┌─ Input data

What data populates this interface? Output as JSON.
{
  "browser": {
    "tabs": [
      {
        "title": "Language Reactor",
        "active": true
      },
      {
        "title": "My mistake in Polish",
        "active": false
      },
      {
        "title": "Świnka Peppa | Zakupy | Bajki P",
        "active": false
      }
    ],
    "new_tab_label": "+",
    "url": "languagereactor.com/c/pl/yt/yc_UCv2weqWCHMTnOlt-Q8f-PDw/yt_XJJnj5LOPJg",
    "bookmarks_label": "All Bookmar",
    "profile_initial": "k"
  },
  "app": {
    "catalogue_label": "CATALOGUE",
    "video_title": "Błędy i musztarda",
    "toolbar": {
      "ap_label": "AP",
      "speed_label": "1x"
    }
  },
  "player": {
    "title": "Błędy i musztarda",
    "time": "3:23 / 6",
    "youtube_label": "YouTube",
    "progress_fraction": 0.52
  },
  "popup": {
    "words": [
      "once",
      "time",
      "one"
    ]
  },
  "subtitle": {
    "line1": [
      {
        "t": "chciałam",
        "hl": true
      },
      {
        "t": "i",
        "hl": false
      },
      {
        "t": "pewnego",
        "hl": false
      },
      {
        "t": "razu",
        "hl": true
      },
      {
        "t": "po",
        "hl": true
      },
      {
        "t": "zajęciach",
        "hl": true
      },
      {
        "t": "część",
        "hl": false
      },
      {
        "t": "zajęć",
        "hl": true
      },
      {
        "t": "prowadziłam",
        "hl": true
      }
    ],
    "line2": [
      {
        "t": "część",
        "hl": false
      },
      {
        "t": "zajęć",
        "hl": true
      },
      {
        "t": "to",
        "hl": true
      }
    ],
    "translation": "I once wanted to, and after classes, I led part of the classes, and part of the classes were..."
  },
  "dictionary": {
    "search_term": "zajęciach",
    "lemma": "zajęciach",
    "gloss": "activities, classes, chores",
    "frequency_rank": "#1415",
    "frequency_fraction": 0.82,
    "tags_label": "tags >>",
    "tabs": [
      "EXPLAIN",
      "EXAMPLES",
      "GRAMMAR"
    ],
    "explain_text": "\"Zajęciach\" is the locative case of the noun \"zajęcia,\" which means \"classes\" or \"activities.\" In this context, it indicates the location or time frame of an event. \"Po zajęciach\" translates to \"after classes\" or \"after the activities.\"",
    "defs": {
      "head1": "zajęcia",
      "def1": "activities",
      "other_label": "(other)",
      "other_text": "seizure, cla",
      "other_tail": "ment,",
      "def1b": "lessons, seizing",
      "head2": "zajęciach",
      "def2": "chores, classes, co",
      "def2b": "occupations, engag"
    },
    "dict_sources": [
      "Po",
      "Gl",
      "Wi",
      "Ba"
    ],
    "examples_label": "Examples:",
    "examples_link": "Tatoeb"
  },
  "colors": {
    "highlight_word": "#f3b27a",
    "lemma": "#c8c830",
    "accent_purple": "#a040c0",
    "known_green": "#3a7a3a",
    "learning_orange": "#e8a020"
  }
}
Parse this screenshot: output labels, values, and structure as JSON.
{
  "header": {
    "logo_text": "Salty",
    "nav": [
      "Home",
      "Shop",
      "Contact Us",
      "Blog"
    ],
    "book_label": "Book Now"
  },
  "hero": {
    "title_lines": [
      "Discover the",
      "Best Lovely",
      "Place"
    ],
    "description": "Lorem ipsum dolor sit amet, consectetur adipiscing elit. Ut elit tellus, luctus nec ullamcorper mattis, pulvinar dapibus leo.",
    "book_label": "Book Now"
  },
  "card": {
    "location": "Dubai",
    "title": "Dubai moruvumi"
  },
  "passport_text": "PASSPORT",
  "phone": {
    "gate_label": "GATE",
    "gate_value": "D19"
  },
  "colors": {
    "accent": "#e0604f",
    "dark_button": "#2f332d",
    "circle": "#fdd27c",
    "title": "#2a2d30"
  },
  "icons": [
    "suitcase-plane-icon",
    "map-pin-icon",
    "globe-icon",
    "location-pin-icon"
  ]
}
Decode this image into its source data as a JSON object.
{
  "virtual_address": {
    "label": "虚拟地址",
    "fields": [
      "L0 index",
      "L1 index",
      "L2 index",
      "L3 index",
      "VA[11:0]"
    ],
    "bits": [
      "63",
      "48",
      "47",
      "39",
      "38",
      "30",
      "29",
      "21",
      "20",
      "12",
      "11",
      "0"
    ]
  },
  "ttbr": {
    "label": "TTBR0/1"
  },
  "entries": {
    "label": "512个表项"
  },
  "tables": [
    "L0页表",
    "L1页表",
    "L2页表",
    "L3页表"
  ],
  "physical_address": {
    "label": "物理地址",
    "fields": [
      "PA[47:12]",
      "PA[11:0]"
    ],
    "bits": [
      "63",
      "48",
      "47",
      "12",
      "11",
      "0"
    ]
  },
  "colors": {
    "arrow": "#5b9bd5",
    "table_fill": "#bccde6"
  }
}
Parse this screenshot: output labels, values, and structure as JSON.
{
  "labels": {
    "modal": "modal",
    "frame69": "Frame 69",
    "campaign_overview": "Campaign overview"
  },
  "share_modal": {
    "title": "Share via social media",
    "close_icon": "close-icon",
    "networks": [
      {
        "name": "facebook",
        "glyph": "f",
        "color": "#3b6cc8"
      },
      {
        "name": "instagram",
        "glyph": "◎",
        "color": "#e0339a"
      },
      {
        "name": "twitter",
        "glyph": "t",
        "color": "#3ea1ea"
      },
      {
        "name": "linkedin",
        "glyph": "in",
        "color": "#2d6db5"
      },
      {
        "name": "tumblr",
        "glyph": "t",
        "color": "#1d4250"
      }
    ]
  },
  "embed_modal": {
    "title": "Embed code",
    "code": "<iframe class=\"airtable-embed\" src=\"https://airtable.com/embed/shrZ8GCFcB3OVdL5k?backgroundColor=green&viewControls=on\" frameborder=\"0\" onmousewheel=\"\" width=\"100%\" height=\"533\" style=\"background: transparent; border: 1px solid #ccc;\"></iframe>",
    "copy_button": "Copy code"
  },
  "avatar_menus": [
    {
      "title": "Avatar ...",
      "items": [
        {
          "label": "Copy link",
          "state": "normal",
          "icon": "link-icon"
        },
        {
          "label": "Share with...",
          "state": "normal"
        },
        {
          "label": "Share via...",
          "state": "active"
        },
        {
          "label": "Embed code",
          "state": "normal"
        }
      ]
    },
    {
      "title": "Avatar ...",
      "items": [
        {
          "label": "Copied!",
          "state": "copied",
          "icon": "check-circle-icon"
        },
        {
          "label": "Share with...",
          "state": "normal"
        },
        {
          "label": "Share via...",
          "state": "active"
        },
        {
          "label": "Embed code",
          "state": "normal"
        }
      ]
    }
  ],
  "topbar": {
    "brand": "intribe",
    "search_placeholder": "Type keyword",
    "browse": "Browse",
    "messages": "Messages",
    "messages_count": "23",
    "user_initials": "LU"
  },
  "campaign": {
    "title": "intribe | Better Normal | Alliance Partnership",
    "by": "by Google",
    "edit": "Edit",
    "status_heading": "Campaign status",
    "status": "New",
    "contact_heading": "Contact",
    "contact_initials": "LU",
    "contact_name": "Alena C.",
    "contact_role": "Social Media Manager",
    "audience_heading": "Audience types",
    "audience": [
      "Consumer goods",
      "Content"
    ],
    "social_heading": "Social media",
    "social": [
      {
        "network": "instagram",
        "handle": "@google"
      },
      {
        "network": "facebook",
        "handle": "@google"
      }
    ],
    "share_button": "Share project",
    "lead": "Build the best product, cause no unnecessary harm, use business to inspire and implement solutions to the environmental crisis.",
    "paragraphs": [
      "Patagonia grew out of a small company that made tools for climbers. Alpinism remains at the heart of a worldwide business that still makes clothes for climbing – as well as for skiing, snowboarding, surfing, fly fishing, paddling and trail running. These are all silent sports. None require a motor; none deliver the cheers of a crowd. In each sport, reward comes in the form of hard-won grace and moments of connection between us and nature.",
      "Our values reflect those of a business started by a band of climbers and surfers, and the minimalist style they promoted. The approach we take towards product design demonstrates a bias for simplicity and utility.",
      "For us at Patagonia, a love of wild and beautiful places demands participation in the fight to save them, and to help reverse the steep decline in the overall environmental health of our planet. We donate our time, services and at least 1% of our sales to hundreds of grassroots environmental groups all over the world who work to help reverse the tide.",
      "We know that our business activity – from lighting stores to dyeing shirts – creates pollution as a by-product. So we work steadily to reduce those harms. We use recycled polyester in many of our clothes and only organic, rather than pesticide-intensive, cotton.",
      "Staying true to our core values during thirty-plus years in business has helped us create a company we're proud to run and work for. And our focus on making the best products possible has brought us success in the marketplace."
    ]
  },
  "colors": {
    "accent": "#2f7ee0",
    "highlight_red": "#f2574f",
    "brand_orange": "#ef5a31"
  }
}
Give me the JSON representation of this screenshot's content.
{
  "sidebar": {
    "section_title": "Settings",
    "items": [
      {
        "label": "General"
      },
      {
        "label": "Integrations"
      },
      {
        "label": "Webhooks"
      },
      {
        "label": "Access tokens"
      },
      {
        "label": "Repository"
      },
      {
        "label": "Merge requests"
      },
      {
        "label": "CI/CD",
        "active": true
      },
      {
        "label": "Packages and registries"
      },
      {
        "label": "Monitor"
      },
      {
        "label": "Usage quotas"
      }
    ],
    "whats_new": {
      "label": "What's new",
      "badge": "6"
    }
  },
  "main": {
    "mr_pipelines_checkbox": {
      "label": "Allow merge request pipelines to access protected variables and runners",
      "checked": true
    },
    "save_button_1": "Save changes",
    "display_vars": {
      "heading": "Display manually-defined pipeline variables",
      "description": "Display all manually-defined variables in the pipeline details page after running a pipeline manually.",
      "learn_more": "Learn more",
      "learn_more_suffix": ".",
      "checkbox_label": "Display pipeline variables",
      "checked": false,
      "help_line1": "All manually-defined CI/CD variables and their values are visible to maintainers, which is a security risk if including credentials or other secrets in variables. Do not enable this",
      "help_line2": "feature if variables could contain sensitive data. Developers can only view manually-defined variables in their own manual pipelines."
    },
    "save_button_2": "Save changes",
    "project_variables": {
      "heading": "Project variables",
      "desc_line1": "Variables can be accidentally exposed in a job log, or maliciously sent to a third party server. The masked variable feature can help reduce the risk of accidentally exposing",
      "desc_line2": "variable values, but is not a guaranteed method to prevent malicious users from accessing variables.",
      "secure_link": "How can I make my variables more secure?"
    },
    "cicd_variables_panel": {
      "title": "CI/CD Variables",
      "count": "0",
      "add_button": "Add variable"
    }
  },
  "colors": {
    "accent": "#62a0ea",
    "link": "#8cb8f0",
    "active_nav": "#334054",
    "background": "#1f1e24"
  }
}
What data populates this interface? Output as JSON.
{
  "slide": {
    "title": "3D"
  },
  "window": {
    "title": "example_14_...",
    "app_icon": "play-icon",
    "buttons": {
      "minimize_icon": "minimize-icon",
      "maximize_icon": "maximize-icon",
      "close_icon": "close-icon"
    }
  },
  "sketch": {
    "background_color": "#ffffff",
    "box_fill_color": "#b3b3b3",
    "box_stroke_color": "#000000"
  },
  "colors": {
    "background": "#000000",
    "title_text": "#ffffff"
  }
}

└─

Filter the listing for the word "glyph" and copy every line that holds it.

*Solution to this task*.
        "glyph": "f",
        "glyph": "◎",
        "glyph": "t",
        "glyph": "in",
        "glyph": "t",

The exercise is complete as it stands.